User verification systems that use a single biometric indicator often have to contend with noisy sensor data, restricted degrees of freedom, non-universality of the biometric trait and unacceptable error rates. Attempting to improve the performance of individual matchers in such situations may not prove to be effective because of these inherent problems.(More)
Multimodal biometric systems consolidate the evidence presented by multiple biometric sources and typically provide better recognition performance compared to systems based on a single biometric modality. Although information fusion in a multimodal system can be performed at various levels, integration at the matching score level is the most common approach(More)
Establishing identity is becoming critical in our vastly interconnected society.
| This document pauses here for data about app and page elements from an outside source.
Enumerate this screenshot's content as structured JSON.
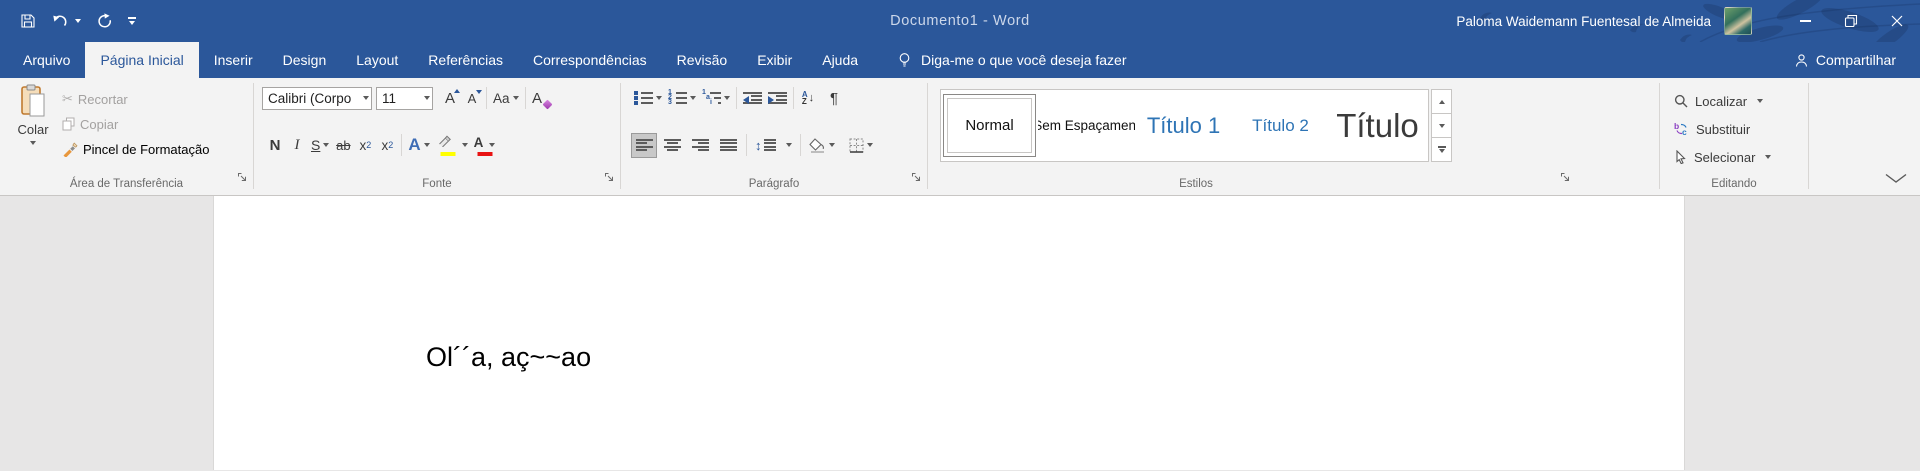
{
  "window": {
    "title": "Documento1  -  Word",
    "user_name": "Paloma Waidemann Fuentesal de Almeida"
  },
  "tabs": [
    {
      "label": "Arquivo",
      "selected": false
    },
    {
      "label": "Página Inicial",
      "selected": true
    },
    {
      "label": "Inserir",
      "selected": false
    },
    {
      "label": "Design",
      "selected": false
    },
    {
      "label": "Layout",
      "selected": false
    },
    {
      "label": "Referências",
      "selected": false
    },
    {
      "label": "Correspondências",
      "selected": false
    },
    {
      "label": "Revisão",
      "selected": false
    },
    {
      "label": "Exibir",
      "selected": false
    },
    {
      "label": "Ajuda",
      "selected": false
    }
  ],
  "tellme": {
    "label": "Diga-me o que você deseja fazer"
  },
  "share": {
    "label": "Compartilhar"
  },
  "ribbon": {
    "clipboard": {
      "group_label": "Área de Transferência",
      "paste_label": "Colar",
      "cut_label": "Recortar",
      "copy_label": "Copiar",
      "format_painter_label": "Pincel de Formatação"
    },
    "font": {
      "group_label": "Fonte",
      "font_name_value": "Calibri (Corpo",
      "font_size_value": "11",
      "bold_label": "N",
      "italic_label": "I",
      "underline_label": "S",
      "strikethrough_label": "ab",
      "subscript_base": "x",
      "subscript_digit": "2",
      "superscript_base": "x",
      "superscript_digit": "2",
      "grow_font_label": "A",
      "shrink_font_label": "A",
      "change_case_label": "Aa",
      "clear_format_label": "A",
      "text_effects_label": "A",
      "font_color_label": "A"
    },
    "paragraph": {
      "group_label": "Parágrafo",
      "sort_top": "A",
      "sort_bottom": "Z",
      "sort_arrow": "↓",
      "pilcrow": "¶",
      "line_spacing_arrows": "↕"
    },
    "styles": {
      "group_label": "Estilos",
      "items": [
        {
          "label": "Normal",
          "selected": true
        },
        {
          "label": "Sem Espaçament",
          "selected": false
        },
        {
          "label": "Título 1",
          "selected": false
        },
        {
          "label": "Título 2",
          "selected": false
        },
        {
          "label": "Título",
          "selected": false
        }
      ]
    },
    "editing": {
      "group_label": "Editando",
      "find_label": "Localizar",
      "replace_label": "Substituir",
      "select_label": "Selecionar"
    }
  },
  "document": {
    "text": "Ol´´a, aç~~ao"
  },
  "icons": {
    "save-icon": "floppy-outline",
    "undo-icon": "curved-arrow-left",
    "redo-icon": "circular-arrow",
    "customize-qat-icon": "bar-with-down-triangle",
    "minimize-icon": "horizontal-line",
    "restore-icon": "overlapping-squares",
    "close-icon": "x-cross",
    "lightbulb-icon": "bulb-outline",
    "person-icon": "person-outline",
    "paste-clipboard-icon": "orange-clipboard-white-sheet",
    "cut-icon": "scissors",
    "copy-icon": "two-sheets",
    "format-painter-icon": "orange-brush",
    "chevron-down-icon": "small-triangle-down",
    "dialog-launcher-icon": "corner-with-se-arrow",
    "search-icon": "magnifier",
    "replace-icon": "b-to-c-swap",
    "select-pointer-icon": "cursor-arrow",
    "collapse-ribbon-icon": "wide-chevron-down"
  },
  "colors": {
    "title_bar_blue": "#2b579a",
    "ribbon_bg": "#f3f3f3",
    "document_bg": "#e7e6e6",
    "heading_blue": "#2e74b5",
    "highlight_yellow": "#ffff00",
    "font_color_red": "#e81313",
    "disabled_gray": "#a3a1a0"
  }
}
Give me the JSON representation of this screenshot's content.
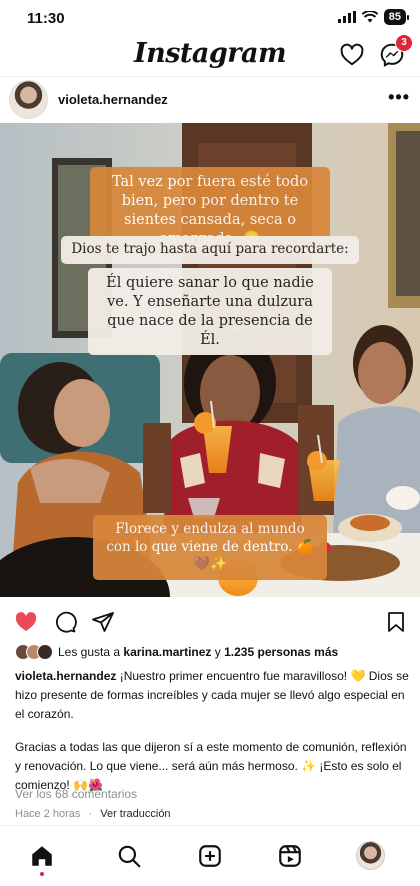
{
  "status": {
    "time": "11:30",
    "battery": "85"
  },
  "header": {
    "logo": "Instagram",
    "messages_badge": "3"
  },
  "post": {
    "username": "violeta.hernandez",
    "overlay": {
      "text1": "Tal vez por fuera esté todo bien, pero por dentro te sientes cansada, seca o amargada. 😞",
      "text2": "Dios te trajo hasta aquí para recordarte:",
      "text3": "Él quiere sanar lo que nadie ve. Y enseñarte una dulzura que nace de la presencia de Él.",
      "text4": "Florece y endulza al mundo con lo que viene de dentro. 🍊🤎✨"
    },
    "likes": {
      "prefix": "Les gusta a",
      "user": "karina.martinez",
      "middle": "y",
      "count": "1.235 personas más"
    },
    "caption": {
      "username": "violeta.hernandez",
      "text1": "¡Nuestro primer encuentro fue maravilloso! 💛 Dios se hizo presente de formas increíbles y cada mujer se llevó algo especial en el corazón.",
      "text2": "Gracias a todas las que dijeron sí a este momento de comunión, reflexión y renovación. Lo que viene... será aún más hermoso. ✨ ¡Esto es solo el comienzo! 🙌🌺"
    },
    "comments_link": "Ver los 68 comentarios",
    "time_ago": "Hace 2 horas",
    "separator": "·",
    "translate": "Ver traducción"
  },
  "icons": {
    "status": [
      "signal-icon",
      "wifi-icon",
      "battery-icon"
    ],
    "header": [
      "heart-icon",
      "messenger-icon"
    ],
    "actions": [
      "like-heart-icon",
      "comment-icon",
      "share-icon",
      "bookmark-icon"
    ],
    "nav": [
      "home-icon",
      "search-icon",
      "create-icon",
      "reels-icon",
      "profile-avatar"
    ]
  },
  "colors": {
    "like_red": "#ed4956",
    "badge_red": "#e0243a",
    "overlay_orange": "#d8873a",
    "overlay_white": "#f2ede6",
    "muted_gray": "#8e8e8e"
  }
}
Questions such as "Is she really who she claims to be?," "Is this person authorized to use this facility?," or "Is he in the watchlist posted by the government?" are routinely being posed in a variety of scenarios ranging from issuing a driver's license to gaining entry into a(More)
Unimodal biometric systems have to contend with a variety of problems such as noisy data, intra-class variations, restricted degrees of freedom, non-universality, spoof attacks, and unacceptable error rates. Some of these limitations can be addressed by deploying multimodal biometric systems that integrate the evidence presented by multiple sources of(More)
Geometric measurements of the human hand have been used for identity authentication in a number of commercial systems. In this project we have developed a protoype hand geometry-based verification system and analyzed it’s performance. We have demonstrated the practical utility of this system by designing an application that uses hand geometry as opposed to(More)
Periocular biometric refers to the facial region in the immediate vicinity of the eye. Acquisition of the periocular biometric does not require high user cooperation and close capture distance unlike other ocular biometrics (e.g., iris, retina, and sclera). We study the feasibility of using periocular images of an individual as a biometric trait. Global and(More)
The term periocular refers to the facial region in the immediate vicinity of the eye. Acquisition of the periocular biometric is expected to require less subject cooperation while permitting a larger depth of field compared to traditional ocular biometric traits (viz., iris, retina, and sclera). In this work, we study the feasibility of using the periocular(More)